**TASK OBJECTIVE:** Below are some entries; report how many of their lines contain the word "name", giving nothing besides the number.

(Extracted records)
========================================================================
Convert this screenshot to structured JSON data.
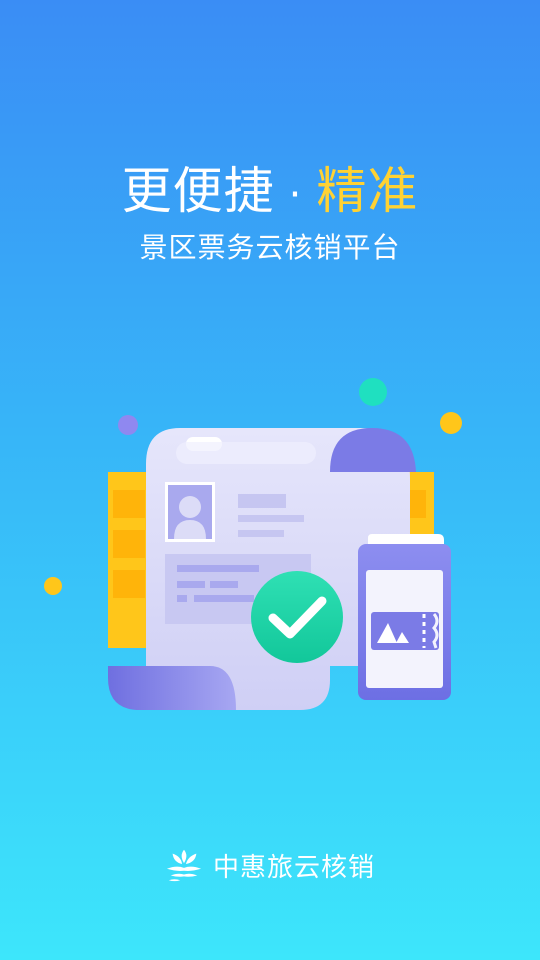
{
  "headline": {
    "main": "更便捷",
    "separator": "·",
    "accent": "精准"
  },
  "subtitle": "景区票务云核销平台",
  "brand": {
    "logo_icon": "zhonghui-logo-icon",
    "name": "中惠旅云核销"
  },
  "illustration": {
    "icons": [
      "id-card-document-icon",
      "checkmark-icon",
      "phone-ticket-icon",
      "mountain-icon"
    ]
  },
  "colors": {
    "background_top": "#3a8df5",
    "background_bottom": "#3de6fb",
    "accent": "#ffd233",
    "check_green": "#1ed5a6",
    "doc_lavender": "#dcdcf7",
    "doc_purple": "#7b7be6",
    "panel_yellow": "#ffc61a"
  }
}
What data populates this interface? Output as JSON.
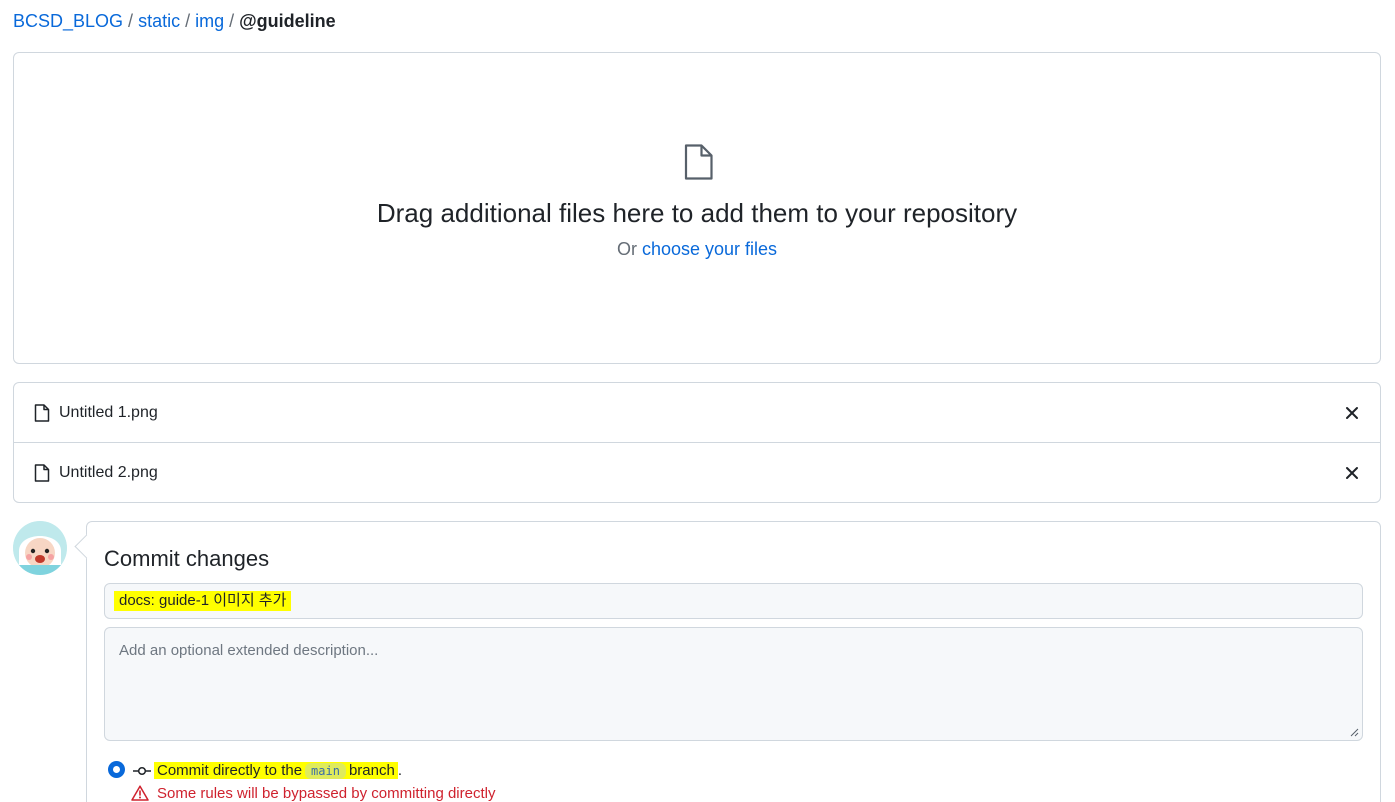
{
  "breadcrumb": {
    "repo": "BCSD_BLOG",
    "sep1": "/",
    "dir1": "static",
    "sep2": "/",
    "dir2": "img",
    "sep3": "/",
    "current": "@guideline"
  },
  "dropzone": {
    "icon": "file-icon",
    "title": "Drag additional files here to add them to your repository",
    "sub_prefix": "Or",
    "sub_link": "choose your files"
  },
  "files": [
    {
      "name": "Untitled 1.png",
      "icon": "file-icon",
      "remove_icon": "x-icon"
    },
    {
      "name": "Untitled 2.png",
      "icon": "file-icon",
      "remove_icon": "x-icon"
    }
  ],
  "commit": {
    "title": "Commit changes",
    "summary_value": "docs: guide-1 이미지 추가",
    "description_placeholder": "Add an optional extended description...",
    "option_direct": {
      "prefix": "Commit directly to the",
      "branch": "main",
      "suffix": "branch",
      "period": "."
    },
    "warning": "Some rules will be bypassed by committing directly"
  },
  "colors": {
    "link": "#0969da",
    "warning": "#cf222e",
    "highlight": "#ffff00",
    "border": "#d0d7de"
  }
}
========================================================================
**ANSWER SPACE:** 3